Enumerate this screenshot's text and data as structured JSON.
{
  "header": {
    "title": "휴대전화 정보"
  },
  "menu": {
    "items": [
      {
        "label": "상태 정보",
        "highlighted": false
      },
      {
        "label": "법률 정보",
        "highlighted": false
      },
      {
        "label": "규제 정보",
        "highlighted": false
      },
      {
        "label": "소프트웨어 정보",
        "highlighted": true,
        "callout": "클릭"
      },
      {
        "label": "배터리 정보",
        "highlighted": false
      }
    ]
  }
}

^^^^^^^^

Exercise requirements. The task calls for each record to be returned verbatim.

Exercise result.
Enumerate this screenshot's text and data as structured JSON.
{
  "header": {
    "title": "휴대전화 정보"
  },
  "menu": {
    "items": [
      {
        "label": "상태 정보",
        "highlighted": false
      },
      {
        "label": "법률 정보",
        "highlighted": false
      },
      {
        "label": "규제 정보",
        "highlighted": false
      },
      {
        "label": "소프트웨어 정보",
        "highlighted": true,
        "callout": "클릭"
      },
      {
        "label": "배터리 정보",
        "highlighted": false
      }
    ]
  }
}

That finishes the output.